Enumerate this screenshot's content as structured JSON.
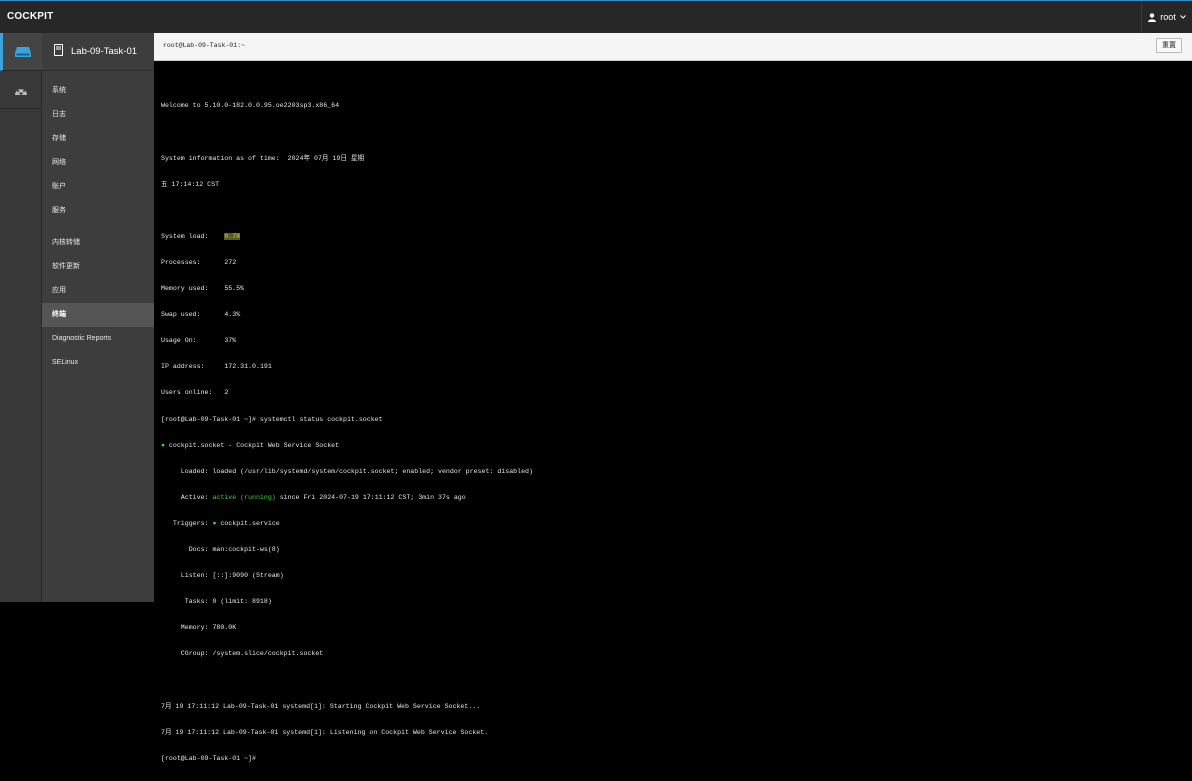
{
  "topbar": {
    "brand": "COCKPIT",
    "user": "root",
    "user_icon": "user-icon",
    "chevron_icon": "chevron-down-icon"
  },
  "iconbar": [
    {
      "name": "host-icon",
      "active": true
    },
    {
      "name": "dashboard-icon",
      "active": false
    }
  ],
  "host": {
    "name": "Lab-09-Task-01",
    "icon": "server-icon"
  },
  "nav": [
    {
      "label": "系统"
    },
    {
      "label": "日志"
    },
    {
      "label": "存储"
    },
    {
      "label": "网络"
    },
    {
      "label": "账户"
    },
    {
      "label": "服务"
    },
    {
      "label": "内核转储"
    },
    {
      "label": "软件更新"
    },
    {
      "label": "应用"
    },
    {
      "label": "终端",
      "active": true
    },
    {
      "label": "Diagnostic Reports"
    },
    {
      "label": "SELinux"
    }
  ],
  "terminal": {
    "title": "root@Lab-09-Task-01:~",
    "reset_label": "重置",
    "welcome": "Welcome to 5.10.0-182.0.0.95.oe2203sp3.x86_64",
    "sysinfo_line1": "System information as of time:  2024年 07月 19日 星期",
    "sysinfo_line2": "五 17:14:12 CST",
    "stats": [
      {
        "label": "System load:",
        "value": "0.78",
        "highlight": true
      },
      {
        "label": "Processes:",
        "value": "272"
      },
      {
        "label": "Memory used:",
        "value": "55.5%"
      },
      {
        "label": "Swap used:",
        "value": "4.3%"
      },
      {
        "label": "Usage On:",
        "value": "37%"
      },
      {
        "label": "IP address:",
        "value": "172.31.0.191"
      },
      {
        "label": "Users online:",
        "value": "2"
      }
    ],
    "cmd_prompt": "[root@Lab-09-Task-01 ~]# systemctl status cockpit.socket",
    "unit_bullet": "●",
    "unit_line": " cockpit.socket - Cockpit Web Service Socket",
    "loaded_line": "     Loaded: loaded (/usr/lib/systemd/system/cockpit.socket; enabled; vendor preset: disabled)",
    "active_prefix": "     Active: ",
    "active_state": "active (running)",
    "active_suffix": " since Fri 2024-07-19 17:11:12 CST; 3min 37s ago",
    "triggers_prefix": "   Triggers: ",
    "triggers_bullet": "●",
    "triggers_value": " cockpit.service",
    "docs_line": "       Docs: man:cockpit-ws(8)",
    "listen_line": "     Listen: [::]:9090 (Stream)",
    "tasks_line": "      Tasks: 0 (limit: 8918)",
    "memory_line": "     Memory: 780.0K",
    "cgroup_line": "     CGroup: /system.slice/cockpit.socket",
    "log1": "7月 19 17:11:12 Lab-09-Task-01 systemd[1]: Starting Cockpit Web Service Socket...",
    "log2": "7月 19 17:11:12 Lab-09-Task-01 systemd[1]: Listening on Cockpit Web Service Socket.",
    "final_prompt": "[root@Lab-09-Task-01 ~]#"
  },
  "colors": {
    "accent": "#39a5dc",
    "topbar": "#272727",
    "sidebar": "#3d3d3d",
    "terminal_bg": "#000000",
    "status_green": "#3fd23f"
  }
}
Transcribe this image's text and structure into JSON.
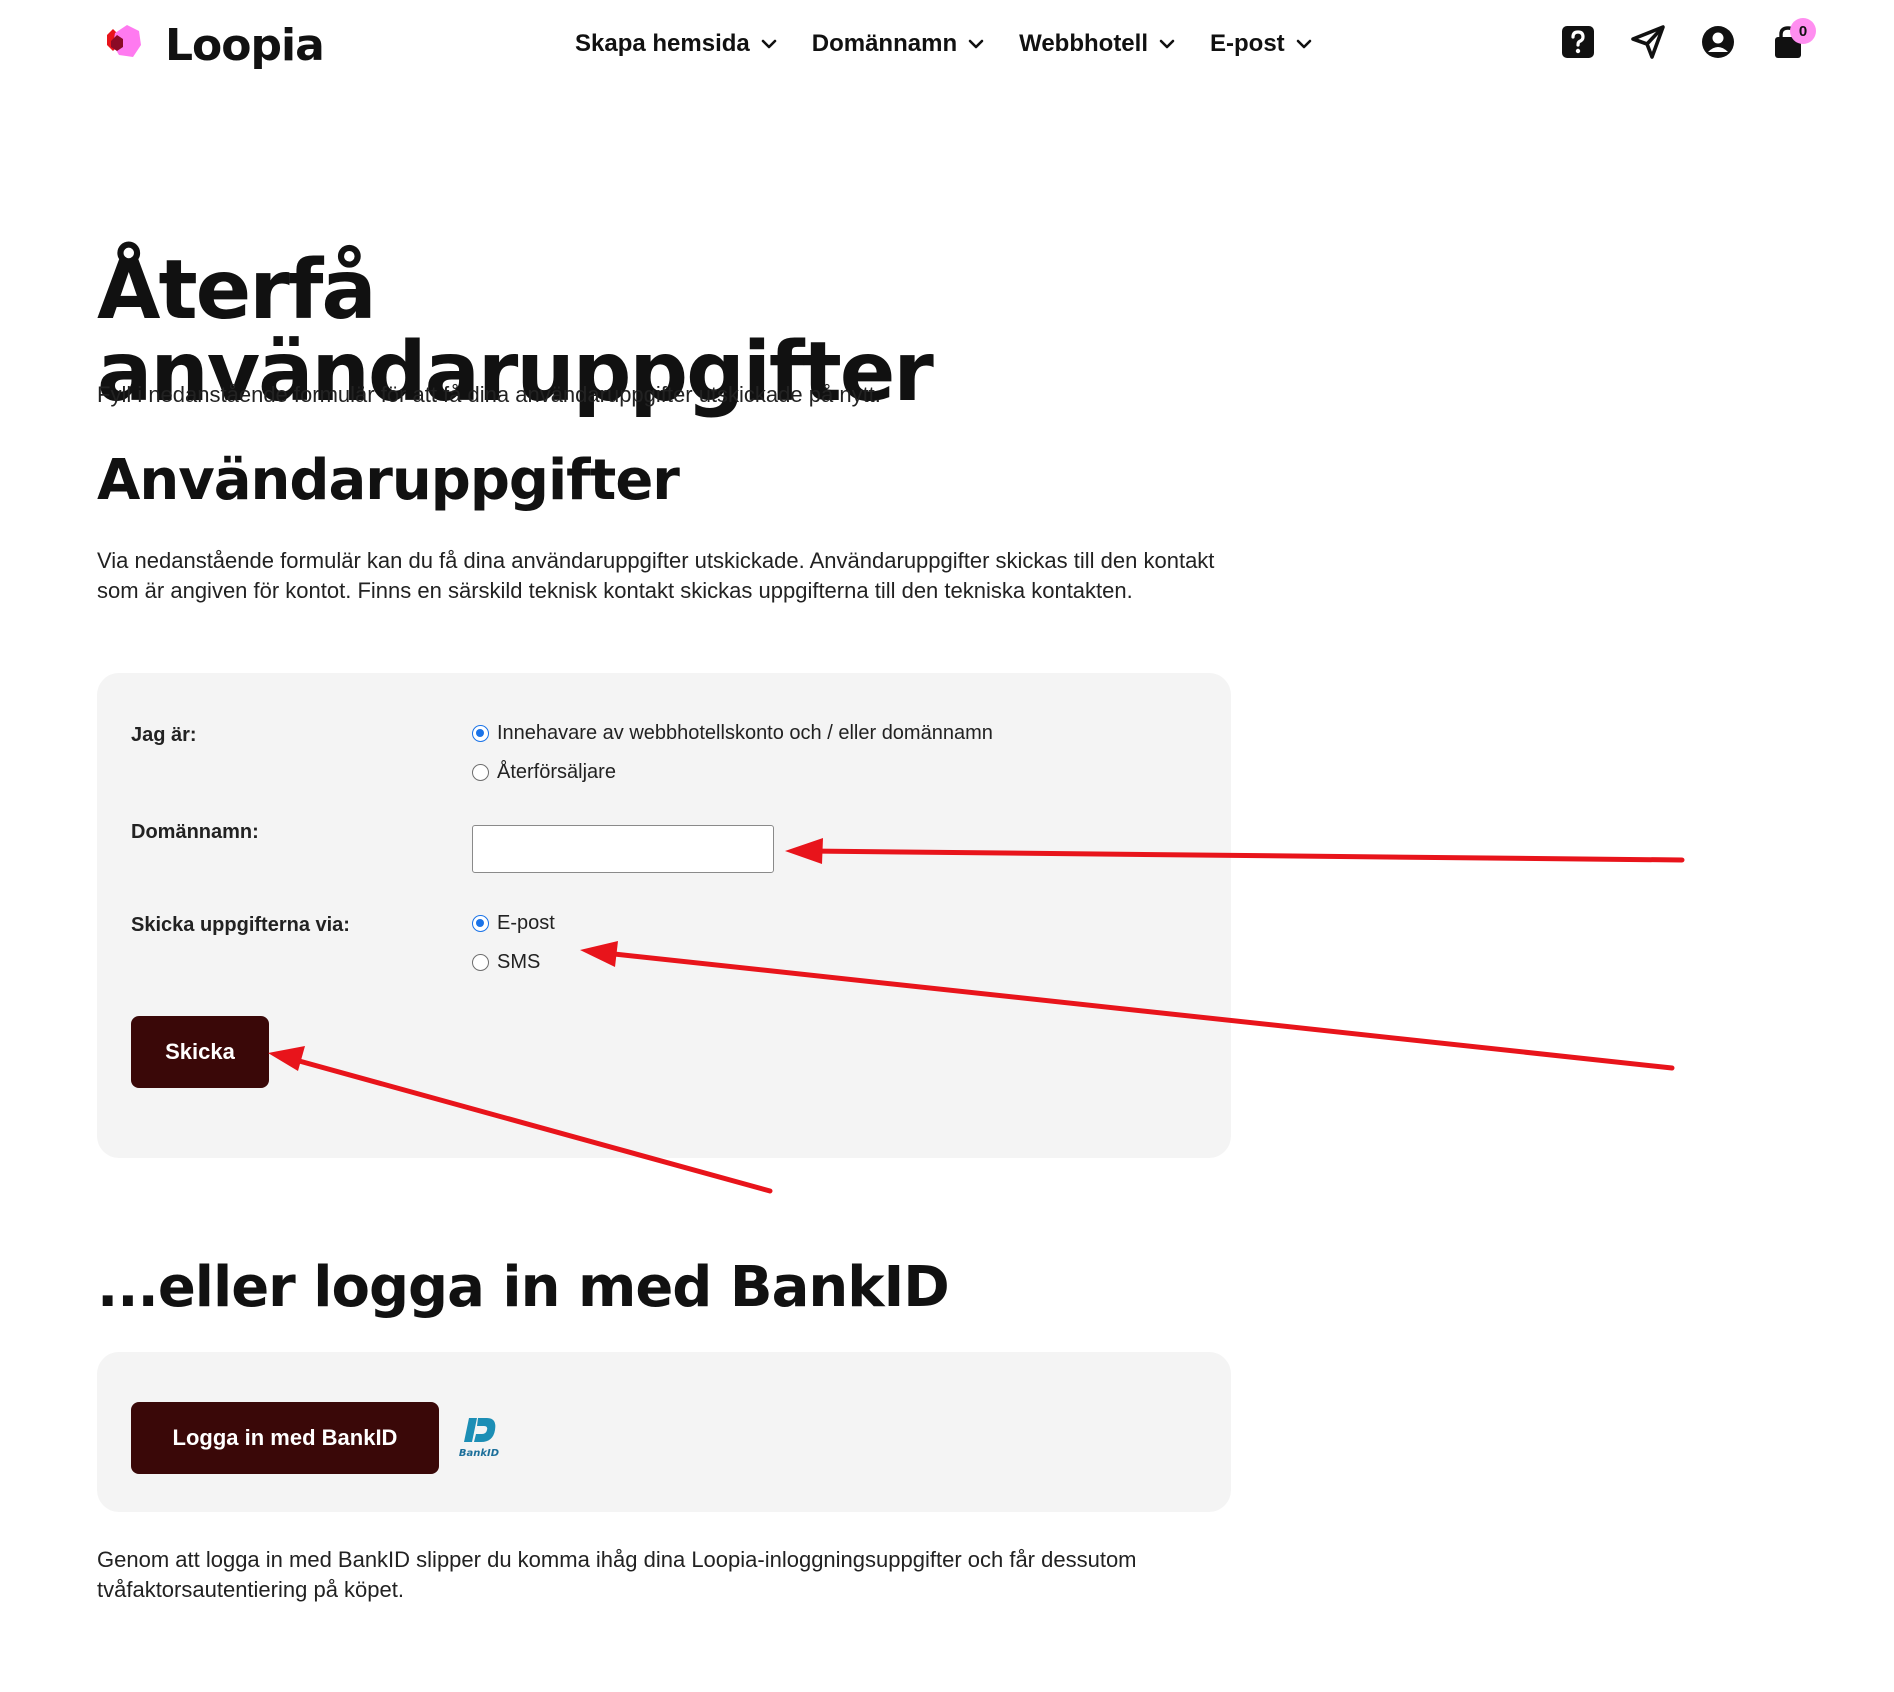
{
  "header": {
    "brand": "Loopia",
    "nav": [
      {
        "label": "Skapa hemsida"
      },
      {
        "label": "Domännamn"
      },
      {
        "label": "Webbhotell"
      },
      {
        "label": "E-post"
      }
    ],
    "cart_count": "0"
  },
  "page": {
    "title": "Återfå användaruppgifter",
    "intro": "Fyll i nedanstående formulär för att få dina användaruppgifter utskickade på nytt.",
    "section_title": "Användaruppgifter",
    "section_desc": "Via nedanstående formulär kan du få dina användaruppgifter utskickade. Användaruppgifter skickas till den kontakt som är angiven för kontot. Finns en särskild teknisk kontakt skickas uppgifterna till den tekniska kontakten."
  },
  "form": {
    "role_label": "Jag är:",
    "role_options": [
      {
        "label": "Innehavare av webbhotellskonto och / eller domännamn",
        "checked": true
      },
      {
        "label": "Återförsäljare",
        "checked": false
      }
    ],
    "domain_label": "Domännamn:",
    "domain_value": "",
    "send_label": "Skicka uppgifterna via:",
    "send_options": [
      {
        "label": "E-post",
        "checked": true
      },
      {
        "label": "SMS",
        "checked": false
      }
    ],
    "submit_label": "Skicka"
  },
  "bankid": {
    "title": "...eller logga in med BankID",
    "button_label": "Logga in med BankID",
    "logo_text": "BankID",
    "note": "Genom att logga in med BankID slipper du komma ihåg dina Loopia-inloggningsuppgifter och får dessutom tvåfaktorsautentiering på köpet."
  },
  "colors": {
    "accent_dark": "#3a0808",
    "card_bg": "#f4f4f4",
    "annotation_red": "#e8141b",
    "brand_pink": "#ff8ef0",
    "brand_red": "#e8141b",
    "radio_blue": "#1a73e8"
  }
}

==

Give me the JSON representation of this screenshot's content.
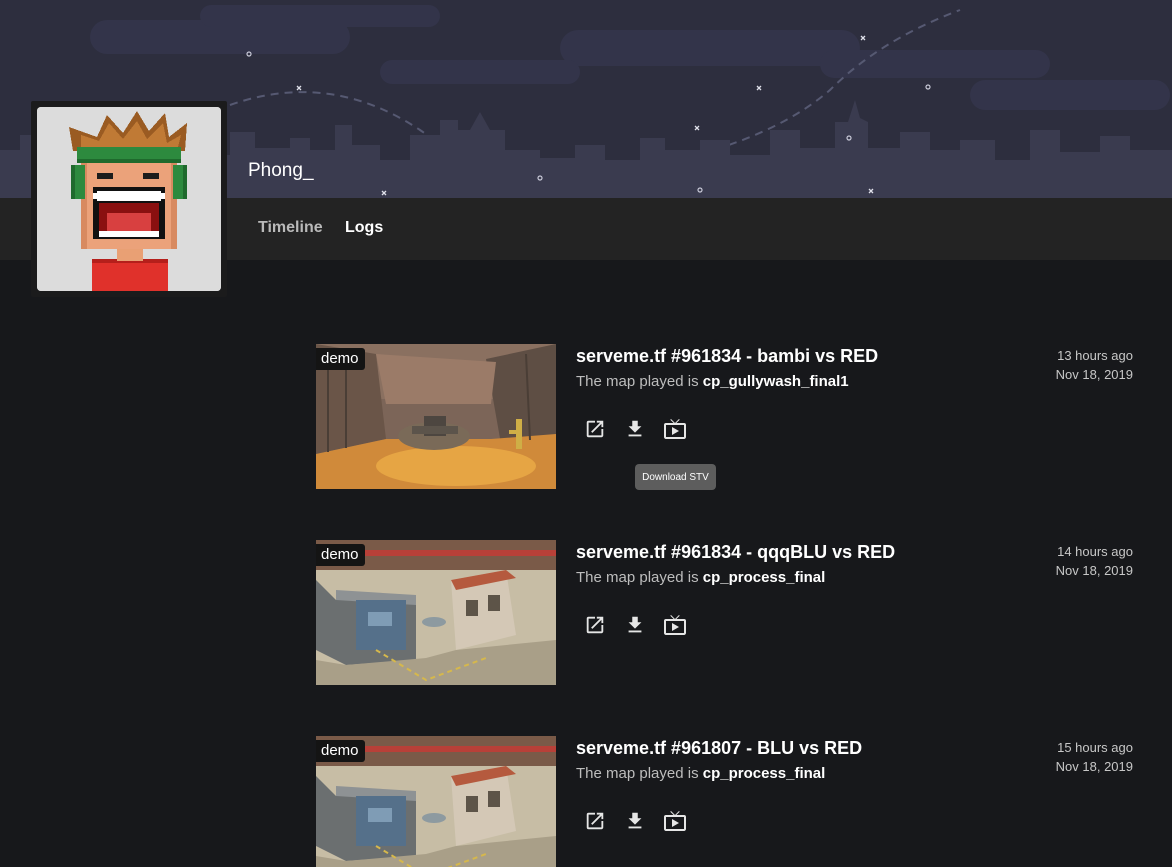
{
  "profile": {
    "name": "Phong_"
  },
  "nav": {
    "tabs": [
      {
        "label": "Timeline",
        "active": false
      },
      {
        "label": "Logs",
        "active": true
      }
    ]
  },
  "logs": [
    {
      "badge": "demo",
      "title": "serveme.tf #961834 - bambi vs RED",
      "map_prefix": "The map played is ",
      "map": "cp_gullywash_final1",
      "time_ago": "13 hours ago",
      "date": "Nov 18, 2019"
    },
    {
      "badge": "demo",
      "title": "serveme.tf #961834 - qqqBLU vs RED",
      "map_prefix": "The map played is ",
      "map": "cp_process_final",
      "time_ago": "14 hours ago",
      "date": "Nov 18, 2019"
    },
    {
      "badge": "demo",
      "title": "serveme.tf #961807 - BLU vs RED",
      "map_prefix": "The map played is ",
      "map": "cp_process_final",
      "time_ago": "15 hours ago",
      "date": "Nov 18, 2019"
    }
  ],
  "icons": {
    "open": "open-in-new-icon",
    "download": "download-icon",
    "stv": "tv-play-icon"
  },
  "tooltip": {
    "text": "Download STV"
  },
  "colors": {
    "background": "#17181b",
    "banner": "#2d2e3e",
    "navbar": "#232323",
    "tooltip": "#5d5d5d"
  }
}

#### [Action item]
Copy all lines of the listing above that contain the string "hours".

#### [Response to this task]
      "time_ago": "13 hours ago",
      "time_ago": "14 hours ago",
      "time_ago": "15 hours ago",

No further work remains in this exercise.